A lot has been written about likely changes the Cincinnati Bengals will undergo this offseason. As the Bengals strive to get younger, potentially retain players like Carl Lawson and William Jackson III, and to sign other pieces in free agency, Cincinnati will almost certainly be saying goodbye to a pair of icons in A.J. Green and Geno Atkins.
But little has been said about the fate of one of the Bengals’ most vocal leaders and valuable defenders: Shawn Williams.
In 2019, Williams led all Cincinnati defenders with 112 tackles, recorded one sack, an interception, and three passes defensed. He started all 16 games and was in on 93.6 percent of the defensive plays. He also recorded a pair of tackles on 143 special teams snaps.
But then came 2020, and Vonn Bell was added to the secondary. The Bengals’ signed the former Ohio State and New Orleans Saints standout to a three-year, $18 million contract that basically relegated Williams to a back-up role.
Williams, Cincinnati’s third-round selection in the 2013 NFL Draft, accepted the demotion with his usual stoicism, and attacked his new responsibilities with the kind of single-minded dedication that saw him elected a team captain.
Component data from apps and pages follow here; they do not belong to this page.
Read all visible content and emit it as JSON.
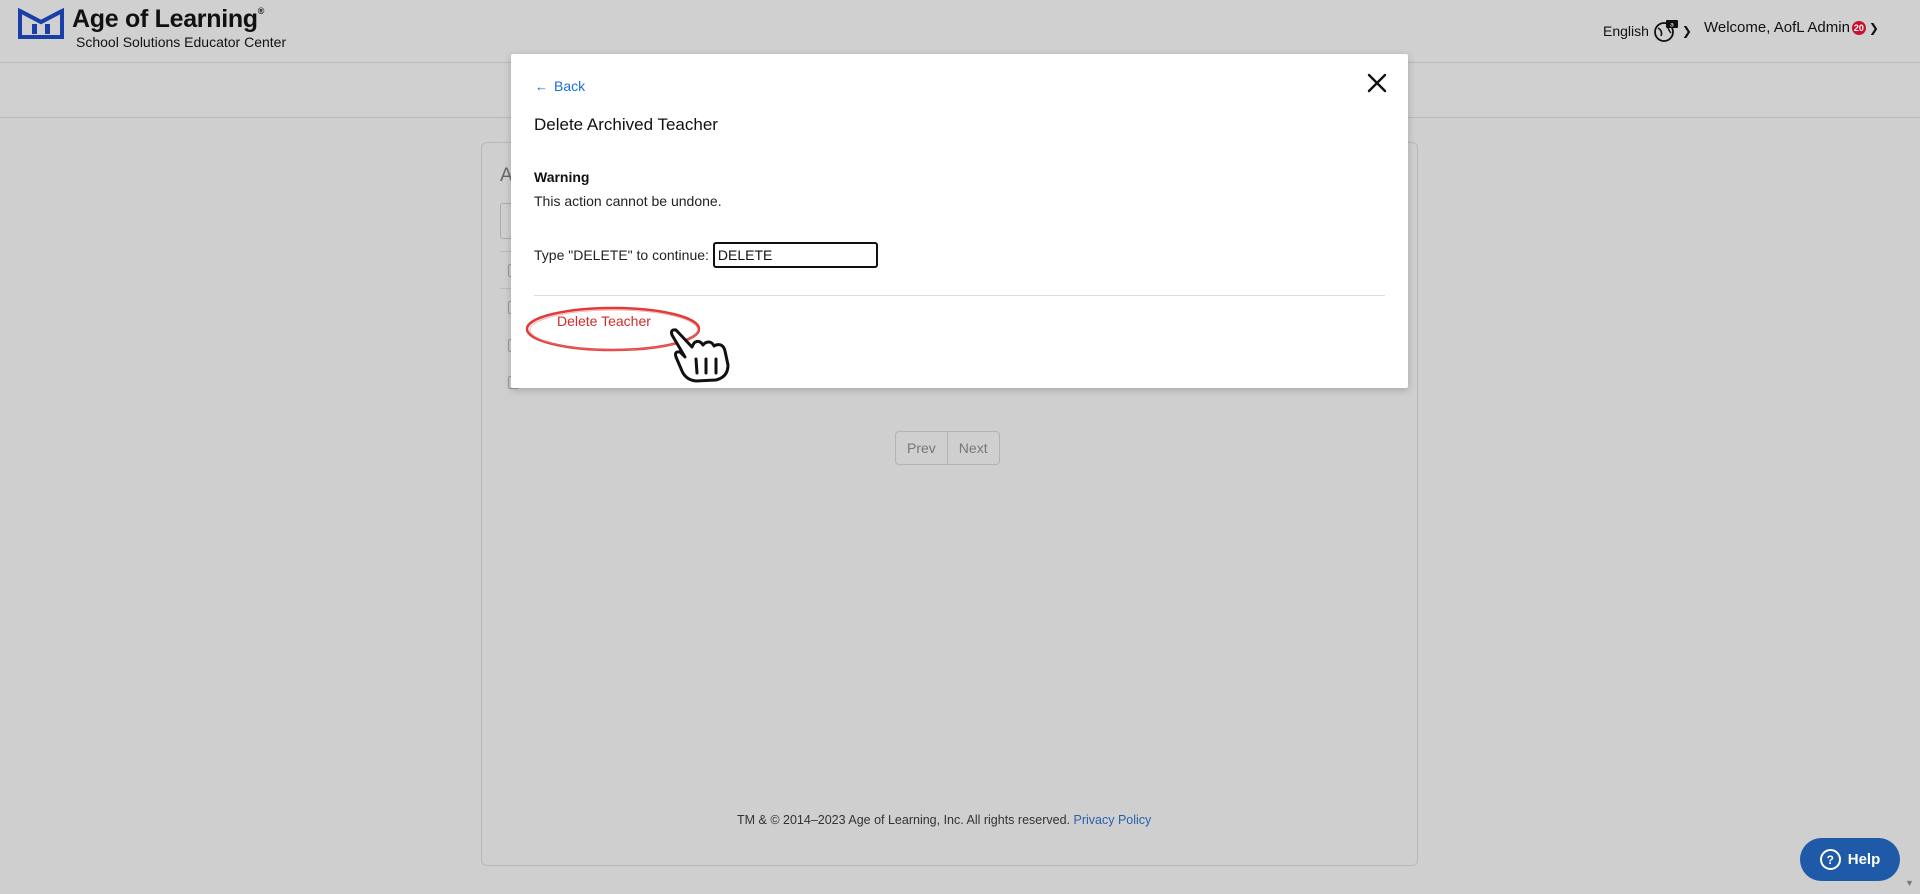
{
  "header": {
    "brand": "Age of Learning",
    "brand_mark": "®",
    "subtitle": "School Solutions Educator Center",
    "language": "English",
    "welcome": "Welcome, AofL Admin",
    "notification_count": "20"
  },
  "card": {
    "title_partial": "A",
    "pagination": {
      "prev": "Prev",
      "next": "Next"
    },
    "footer": {
      "copyright": "TM & © 2014–2023 Age of Learning, Inc. All rights reserved.",
      "privacy": "Privacy Policy"
    }
  },
  "modal": {
    "back": "Back",
    "title": "Delete Archived Teacher",
    "warning_heading": "Warning",
    "warning_text": "This action cannot be undone.",
    "confirm_label": "Type \"DELETE\" to continue:",
    "confirm_value": "DELETE",
    "delete_button": "Delete Teacher"
  },
  "help": {
    "label": "Help"
  },
  "colors": {
    "accent": "#1a6ed8",
    "danger": "#d12b2b",
    "help_button": "#1e5aa8",
    "badge": "#c8102e",
    "overlay": "#cfcfcf"
  },
  "icons": [
    "logo-icon",
    "globe-icon",
    "chevron-down-icon",
    "back-arrow-icon",
    "close-icon",
    "hand-cursor-icon",
    "question-icon"
  ]
}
“Great teammate,” said Williams’ secondary coach, Robert Livingston. “Great team guy and a good leader. Everything you want. He’s probably made me a better coach and done more for me than I’ve done for him, so I’m forever grateful. He asks good questions. Always prepared.”
Williams recorded seven tackles on special teams in 2021 and was featured on a pair of fake punts. In Week 10 against the Pittsburgh Steelers, Williams took a direct snap on fourth-and-13 from the Bengals’ own 34-yard line and turned it into a 39-yard gain.
A couple weeks later, Williams did the same thing and ended up with a 7-yard gain and a first down against the New York Giants.
But the recognition that Williams is probably the proudest of came after Week 7 when he earned the NFLPA’s Community MVP Award after delivering $100,000 worth of Chromebooks to high school students and their families in his old neighborhood, Blakely, Georgia.
Williams raised $20,000 toward the purchase of 250 devices, and donated the remaining $80,000 out of his own pocket.
The next stop for Williams remains to be seen, but what kind of effort he will give wherever he ends up is not. Whether it is on the field, on the sidelines, or in the community, Williams will give his all.